More blog posts by spritzhenry

Previous post: Lake Maggiore gardens

Next post: A sad story.



Oh Barbara! what a place! I can't say I'm a fan of the formal plantings and bedding, but it does suit the place...but that blue That is so beautiful. That Scotsman knew what he was doing going to live there did he not? What a place...the views...incredible. Really is a picture of heaven for me! :)

2 Oct, 2013


btw, your photos are wonderful. :)

2 Oct, 2013


enjoy!!! thank you...

2 Oct, 2013


Lovely blog and I agree about the blue water lily, it's just perfect :o)

2 Oct, 2013


My goodness what a lovely blog. I am so jealous. It looks like a wonderful place to visit.

2 Oct, 2013


I liked blue water lilies too. favorate colour.

2 Oct, 2013


Simply amazing, what a place, no wonder you love going there, I would not want to come home, you have taken some superb photographs Barbara, thank you, loved them all.

2 Oct, 2013


It is indeed - a magical place. I'm so glad you all enjoyed going there with me for a short while.

3 Oct, 2013


great blog and pictures,it all looks wonderful:)))

3 Oct, 2013


just what I needed after today's fiasco. Thank you so much for cheering me up with such sunny views.

3 Oct, 2013


You're welcome. Sorry you had a bad day. xx

4 Oct, 2013


Enjoyed these so much - thank you for taking the great photos - you'll enjoy looking at them again later on too.

4 Oct, 2013


I'm sure I will, Steragram...especially when it rains here.

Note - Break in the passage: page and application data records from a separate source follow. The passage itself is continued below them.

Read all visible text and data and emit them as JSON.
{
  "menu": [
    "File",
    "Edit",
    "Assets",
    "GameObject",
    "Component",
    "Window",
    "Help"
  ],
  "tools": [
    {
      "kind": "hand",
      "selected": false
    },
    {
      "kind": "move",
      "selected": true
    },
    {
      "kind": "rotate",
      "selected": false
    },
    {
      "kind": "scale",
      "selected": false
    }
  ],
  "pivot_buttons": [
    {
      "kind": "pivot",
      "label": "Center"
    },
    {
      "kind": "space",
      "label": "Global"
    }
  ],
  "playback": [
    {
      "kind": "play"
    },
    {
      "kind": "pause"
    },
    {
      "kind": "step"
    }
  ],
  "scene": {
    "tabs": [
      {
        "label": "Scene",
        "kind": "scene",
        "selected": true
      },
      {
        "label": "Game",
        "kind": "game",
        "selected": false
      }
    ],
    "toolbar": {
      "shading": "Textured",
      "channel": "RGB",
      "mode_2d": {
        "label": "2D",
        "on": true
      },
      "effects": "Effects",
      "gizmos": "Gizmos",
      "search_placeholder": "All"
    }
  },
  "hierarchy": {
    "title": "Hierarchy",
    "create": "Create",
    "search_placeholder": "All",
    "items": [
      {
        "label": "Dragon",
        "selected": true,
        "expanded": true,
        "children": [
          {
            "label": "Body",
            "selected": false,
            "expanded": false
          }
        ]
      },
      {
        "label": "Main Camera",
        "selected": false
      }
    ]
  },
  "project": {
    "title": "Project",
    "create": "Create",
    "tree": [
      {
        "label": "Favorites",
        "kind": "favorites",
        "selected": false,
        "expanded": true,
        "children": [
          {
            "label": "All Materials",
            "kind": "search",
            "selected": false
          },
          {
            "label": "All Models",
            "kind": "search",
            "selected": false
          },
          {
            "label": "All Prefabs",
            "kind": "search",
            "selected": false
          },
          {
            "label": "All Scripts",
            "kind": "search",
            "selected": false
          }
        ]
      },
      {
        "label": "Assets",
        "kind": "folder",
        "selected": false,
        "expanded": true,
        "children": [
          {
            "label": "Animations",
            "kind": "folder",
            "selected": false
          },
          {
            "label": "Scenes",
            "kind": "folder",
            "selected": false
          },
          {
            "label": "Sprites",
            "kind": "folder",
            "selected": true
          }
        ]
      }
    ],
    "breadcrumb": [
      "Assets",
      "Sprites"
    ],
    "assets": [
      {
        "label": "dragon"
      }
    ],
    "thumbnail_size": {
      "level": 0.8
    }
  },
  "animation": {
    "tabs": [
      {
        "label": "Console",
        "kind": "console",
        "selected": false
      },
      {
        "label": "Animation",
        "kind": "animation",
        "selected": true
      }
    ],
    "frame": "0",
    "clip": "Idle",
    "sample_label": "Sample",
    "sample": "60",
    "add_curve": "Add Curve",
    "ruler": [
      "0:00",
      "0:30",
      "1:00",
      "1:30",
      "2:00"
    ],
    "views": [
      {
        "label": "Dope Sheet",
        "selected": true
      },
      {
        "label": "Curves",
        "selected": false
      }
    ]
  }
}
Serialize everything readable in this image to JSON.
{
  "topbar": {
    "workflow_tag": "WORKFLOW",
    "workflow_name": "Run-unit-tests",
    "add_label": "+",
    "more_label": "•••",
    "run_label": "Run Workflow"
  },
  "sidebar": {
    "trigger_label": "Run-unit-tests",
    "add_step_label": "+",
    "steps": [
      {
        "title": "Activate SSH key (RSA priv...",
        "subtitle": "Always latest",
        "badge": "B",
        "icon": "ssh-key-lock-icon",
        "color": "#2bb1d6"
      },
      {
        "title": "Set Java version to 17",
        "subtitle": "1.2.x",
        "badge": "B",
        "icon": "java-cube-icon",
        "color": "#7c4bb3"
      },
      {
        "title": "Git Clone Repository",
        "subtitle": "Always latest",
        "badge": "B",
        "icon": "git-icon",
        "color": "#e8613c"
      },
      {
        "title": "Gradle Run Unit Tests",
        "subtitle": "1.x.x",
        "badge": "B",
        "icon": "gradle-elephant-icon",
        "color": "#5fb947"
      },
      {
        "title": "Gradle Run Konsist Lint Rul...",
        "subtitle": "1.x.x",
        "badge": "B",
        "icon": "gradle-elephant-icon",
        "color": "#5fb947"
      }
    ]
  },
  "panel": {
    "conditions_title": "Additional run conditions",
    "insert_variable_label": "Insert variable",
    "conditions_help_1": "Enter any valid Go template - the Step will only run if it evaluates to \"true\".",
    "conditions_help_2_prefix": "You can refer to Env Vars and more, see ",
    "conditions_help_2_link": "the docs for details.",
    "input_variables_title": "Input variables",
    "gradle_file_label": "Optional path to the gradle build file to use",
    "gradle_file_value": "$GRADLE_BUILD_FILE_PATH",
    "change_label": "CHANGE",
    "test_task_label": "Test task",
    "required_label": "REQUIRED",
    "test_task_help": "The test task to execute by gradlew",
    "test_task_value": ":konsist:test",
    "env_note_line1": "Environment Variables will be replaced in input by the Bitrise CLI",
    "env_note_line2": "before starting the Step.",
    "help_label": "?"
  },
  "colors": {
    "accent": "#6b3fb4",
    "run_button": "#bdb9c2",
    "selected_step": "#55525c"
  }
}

5 Oct, 2013


spectacular - and what gorgeous nature backdrops. I'm not a particular fan of formal planting either, but these are - wow

6 Oct, 2013


They are pretty spectacular, Fran. 'Wow' is a good word. The beds look 'right' in that particular setting.

7 Oct, 2013


context is everthing. what's ideal for one space would look abusrd in another - lol, like having a maze in an average back garden!

7 Oct, 2013


Very true.

8 Oct, 2013

Add a comment

Recent posts by spritzhenry

Members who like this blog

  • Gardening with friends since
    11 Sep, 2013

  • Gardening with friends since
    9 Aug, 2009

  • Gardening with friends since
    27 Oct, 2009

  • Gardening with friends since
    18 Jun, 2012

  • bjs

    Gardening with friends since
    13 Apr, 2009

  • Gardening with friends since
    2 Nov, 2009

  • Gardening with friends since
    17 Jan, 2012

  • Gardening with friends since
    30 May, 2010

  • bik

    Gardening with friends since
    25 Aug, 2010

  • Gardening with friends since
    27 Sep, 2008

  • Gardening with friends since
    19 Feb, 2013

  • Gardening with friends since
    3 Jul, 2010

  • Gardening with friends since
    1 Mar, 2008

  • Gardening with friends since
    9 Jun, 2010

  • Gardening with friends since
    5 May, 2010

  • Gardening with friends since
    31 Oct, 2008